• **Exercise description**: Lines in the data below that contain the word "Current" are to be copied.

Source records: Begin

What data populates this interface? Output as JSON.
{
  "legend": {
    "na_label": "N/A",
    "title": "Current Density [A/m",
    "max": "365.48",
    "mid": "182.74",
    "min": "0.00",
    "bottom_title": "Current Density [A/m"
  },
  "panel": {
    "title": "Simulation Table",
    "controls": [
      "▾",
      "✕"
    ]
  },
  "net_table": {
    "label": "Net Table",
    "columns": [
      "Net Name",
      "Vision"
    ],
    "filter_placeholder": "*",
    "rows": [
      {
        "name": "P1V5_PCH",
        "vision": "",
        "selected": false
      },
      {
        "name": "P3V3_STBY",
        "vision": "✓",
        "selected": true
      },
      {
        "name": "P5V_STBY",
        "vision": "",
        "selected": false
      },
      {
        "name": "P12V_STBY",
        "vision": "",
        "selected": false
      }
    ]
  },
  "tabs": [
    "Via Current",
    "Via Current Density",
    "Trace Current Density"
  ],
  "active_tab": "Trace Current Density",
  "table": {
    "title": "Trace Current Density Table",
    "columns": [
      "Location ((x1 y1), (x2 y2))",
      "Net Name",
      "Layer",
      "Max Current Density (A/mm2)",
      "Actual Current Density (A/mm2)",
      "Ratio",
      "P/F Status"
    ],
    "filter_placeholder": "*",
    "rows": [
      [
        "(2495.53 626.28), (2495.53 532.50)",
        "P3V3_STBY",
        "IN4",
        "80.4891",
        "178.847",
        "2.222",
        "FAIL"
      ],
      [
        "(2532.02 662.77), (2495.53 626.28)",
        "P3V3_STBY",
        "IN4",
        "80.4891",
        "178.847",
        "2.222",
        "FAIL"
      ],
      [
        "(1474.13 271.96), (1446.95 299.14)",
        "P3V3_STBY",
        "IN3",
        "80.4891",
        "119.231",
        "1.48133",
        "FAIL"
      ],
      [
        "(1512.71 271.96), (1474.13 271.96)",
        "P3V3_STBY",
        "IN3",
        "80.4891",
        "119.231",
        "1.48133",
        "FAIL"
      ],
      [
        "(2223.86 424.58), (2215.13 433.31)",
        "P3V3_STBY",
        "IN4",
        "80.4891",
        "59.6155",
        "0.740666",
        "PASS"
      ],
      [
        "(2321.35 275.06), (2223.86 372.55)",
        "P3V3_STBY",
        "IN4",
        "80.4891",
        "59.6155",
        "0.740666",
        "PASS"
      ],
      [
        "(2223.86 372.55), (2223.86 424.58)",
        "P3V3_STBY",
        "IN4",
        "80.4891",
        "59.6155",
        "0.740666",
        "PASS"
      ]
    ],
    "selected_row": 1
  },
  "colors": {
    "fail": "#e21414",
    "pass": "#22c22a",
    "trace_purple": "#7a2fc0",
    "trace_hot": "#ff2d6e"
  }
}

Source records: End

• **Task output**:
    "title": "Current Density [A/m",
    "bottom_title": "Current Density [A/m"
    "Via Current",
    "Via Current Density",
    "Trace Current Density"
  "active_tab": "Trace Current Density",
    "title": "Trace Current Density Table",
      "Max Current Density (A/mm2)",
      "Actual Current Density (A/mm2)",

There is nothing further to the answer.